THE PROBLEM -
Every single record below is to be reproduced exactly.

** SOURCE RECORDS follows **

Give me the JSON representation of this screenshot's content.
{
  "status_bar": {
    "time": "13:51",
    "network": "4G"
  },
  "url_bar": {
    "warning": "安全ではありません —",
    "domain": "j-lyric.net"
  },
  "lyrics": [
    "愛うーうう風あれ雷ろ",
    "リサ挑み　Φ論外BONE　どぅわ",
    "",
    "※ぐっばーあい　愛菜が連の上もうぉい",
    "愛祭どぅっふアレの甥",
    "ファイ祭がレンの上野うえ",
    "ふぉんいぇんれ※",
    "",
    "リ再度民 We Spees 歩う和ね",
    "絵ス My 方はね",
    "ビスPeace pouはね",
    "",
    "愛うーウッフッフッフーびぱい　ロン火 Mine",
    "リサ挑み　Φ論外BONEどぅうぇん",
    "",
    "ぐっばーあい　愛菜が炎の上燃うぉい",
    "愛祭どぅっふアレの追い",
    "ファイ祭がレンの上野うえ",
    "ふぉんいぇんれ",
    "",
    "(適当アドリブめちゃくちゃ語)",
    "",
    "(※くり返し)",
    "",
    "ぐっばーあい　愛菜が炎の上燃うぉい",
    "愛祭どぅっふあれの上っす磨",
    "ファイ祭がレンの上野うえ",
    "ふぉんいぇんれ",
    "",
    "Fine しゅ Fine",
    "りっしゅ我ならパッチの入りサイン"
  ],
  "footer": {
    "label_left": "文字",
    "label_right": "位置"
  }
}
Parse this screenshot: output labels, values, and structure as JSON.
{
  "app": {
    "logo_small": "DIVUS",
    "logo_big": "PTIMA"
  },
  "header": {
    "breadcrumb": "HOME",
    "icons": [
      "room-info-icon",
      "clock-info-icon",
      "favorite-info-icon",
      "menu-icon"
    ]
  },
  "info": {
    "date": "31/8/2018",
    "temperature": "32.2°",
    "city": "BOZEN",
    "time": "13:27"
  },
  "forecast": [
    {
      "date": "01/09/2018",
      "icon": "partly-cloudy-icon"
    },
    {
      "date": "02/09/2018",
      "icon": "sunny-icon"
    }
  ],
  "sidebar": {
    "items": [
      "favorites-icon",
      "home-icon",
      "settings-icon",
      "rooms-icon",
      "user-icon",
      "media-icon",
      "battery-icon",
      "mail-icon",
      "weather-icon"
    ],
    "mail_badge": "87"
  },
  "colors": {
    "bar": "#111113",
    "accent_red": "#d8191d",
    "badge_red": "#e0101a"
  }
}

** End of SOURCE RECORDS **

ANSWER BELOW -
Give me the JSON representation of this screenshot's content.
{
  "status_bar": {
    "time": "13:51",
    "network": "4G"
  },
  "url_bar": {
    "warning": "安全ではありません —",
    "domain": "j-lyric.net"
  },
  "lyrics": [
    "愛うーうう風あれ雷ろ",
    "リサ挑み　Φ論外BONE　どぅわ",
    "",
    "※ぐっばーあい　愛菜が連の上もうぉい",
    "愛祭どぅっふアレの甥",
    "ファイ祭がレンの上野うえ",
    "ふぉんいぇんれ※",
    "",
    "リ再度民 We Spees 歩う和ね",
    "絵ス My 方はね",
    "ビスPeace pouはね",
    "",
    "愛うーウッフッフッフーびぱい　ロン火 Mine",
    "リサ挑み　Φ論外BONEどぅうぇん",
    "",
    "ぐっばーあい　愛菜が炎の上燃うぉい",
    "愛祭どぅっふアレの追い",
    "ファイ祭がレンの上野うえ",
    "ふぉんいぇんれ",
    "",
    "(適当アドリブめちゃくちゃ語)",
    "",
    "(※くり返し)",
    "",
    "ぐっばーあい　愛菜が炎の上燃うぉい",
    "愛祭どぅっふあれの上っす磨",
    "ファイ祭がレンの上野うえ",
    "ふぉんいぇんれ",
    "",
    "Fine しゅ Fine",
    "りっしゅ我ならパッチの入りサイン"
  ],
  "footer": {
    "label_left": "文字",
    "label_right": "位置"
  }
}
Parse this screenshot: output labels, values, and structure as JSON.
{
  "app": {
    "logo_small": "DIVUS",
    "logo_big": "PTIMA"
  },
  "header": {
    "breadcrumb": "HOME",
    "icons": [
      "room-info-icon",
      "clock-info-icon",
      "favorite-info-icon",
      "menu-icon"
    ]
  },
  "info": {
    "date": "31/8/2018",
    "temperature": "32.2°",
    "city": "BOZEN",
    "time": "13:27"
  },
  "forecast": [
    {
      "date": "01/09/2018",
      "icon": "partly-cloudy-icon"
    },
    {
      "date": "02/09/2018",
      "icon": "sunny-icon"
    }
  ],
  "sidebar": {
    "items": [
      "favorites-icon",
      "home-icon",
      "settings-icon",
      "rooms-icon",
      "user-icon",
      "media-icon",
      "battery-icon",
      "mail-icon",
      "weather-icon"
    ],
    "mail_badge": "87"
  },
  "colors": {
    "bar": "#111113",
    "accent_red": "#d8191d",
    "badge_red": "#e0101a"
  }
}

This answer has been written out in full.